The response must contain every line below in which "Dial" appears.

▶ Provided records
== Segment start ==
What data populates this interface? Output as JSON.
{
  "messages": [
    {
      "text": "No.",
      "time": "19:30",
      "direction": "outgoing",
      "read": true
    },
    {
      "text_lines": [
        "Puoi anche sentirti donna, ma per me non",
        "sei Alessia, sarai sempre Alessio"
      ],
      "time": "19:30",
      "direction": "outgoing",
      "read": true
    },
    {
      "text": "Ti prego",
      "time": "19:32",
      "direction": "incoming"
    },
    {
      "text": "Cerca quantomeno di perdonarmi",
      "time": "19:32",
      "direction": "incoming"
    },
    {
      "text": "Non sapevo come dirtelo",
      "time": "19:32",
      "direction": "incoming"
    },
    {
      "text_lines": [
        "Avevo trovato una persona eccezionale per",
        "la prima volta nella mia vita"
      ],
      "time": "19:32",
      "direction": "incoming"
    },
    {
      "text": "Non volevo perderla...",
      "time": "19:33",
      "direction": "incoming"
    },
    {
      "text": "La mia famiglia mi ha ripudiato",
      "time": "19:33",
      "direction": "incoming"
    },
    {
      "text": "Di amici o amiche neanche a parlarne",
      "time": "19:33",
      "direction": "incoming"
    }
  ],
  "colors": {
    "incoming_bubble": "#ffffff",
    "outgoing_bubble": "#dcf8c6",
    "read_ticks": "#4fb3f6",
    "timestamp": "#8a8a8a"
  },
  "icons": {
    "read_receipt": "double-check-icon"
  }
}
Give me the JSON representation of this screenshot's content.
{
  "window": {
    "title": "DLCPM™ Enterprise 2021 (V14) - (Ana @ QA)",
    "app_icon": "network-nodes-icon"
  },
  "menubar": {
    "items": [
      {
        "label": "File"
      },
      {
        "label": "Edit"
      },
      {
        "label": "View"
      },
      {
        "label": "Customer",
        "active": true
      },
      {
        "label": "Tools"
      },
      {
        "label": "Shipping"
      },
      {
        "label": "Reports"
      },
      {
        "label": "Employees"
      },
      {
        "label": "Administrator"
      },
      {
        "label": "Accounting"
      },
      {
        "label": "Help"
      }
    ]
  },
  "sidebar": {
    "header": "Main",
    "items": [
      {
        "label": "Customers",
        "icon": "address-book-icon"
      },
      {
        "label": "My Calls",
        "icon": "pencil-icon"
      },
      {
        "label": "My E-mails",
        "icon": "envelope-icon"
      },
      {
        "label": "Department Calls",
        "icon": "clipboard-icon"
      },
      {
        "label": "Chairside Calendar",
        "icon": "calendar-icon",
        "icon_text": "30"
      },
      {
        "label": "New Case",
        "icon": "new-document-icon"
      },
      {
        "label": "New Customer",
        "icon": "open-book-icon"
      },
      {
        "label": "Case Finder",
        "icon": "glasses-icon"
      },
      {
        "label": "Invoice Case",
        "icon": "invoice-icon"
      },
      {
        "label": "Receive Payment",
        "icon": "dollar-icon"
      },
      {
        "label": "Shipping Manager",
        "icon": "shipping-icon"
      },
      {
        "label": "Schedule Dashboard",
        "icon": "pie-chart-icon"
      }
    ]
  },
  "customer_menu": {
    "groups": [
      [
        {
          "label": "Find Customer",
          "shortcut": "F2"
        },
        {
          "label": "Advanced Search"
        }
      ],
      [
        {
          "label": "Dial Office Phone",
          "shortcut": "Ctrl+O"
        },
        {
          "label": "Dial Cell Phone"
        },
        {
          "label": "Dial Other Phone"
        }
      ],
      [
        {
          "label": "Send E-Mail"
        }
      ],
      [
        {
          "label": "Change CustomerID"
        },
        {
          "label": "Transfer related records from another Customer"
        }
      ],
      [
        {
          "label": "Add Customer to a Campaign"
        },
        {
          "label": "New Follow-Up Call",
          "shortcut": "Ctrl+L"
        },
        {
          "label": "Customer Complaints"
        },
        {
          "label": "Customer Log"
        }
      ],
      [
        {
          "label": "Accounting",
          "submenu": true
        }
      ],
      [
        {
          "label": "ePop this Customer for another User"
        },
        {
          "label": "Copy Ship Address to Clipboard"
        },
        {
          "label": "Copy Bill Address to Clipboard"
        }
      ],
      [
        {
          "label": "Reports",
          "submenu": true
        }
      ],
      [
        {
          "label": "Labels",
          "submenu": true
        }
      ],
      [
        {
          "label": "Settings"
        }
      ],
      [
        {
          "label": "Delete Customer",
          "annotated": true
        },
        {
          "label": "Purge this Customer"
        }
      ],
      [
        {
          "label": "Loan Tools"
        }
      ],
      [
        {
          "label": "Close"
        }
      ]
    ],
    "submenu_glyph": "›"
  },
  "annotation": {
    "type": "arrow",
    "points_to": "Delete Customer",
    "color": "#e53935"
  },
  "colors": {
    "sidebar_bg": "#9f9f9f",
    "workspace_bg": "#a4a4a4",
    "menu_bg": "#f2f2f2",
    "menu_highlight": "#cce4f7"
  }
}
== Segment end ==
▶ Your solution
          "label": "Dial Office Phone",
          "label": "Dial Cell Phone"
          "label": "Dial Other Phone"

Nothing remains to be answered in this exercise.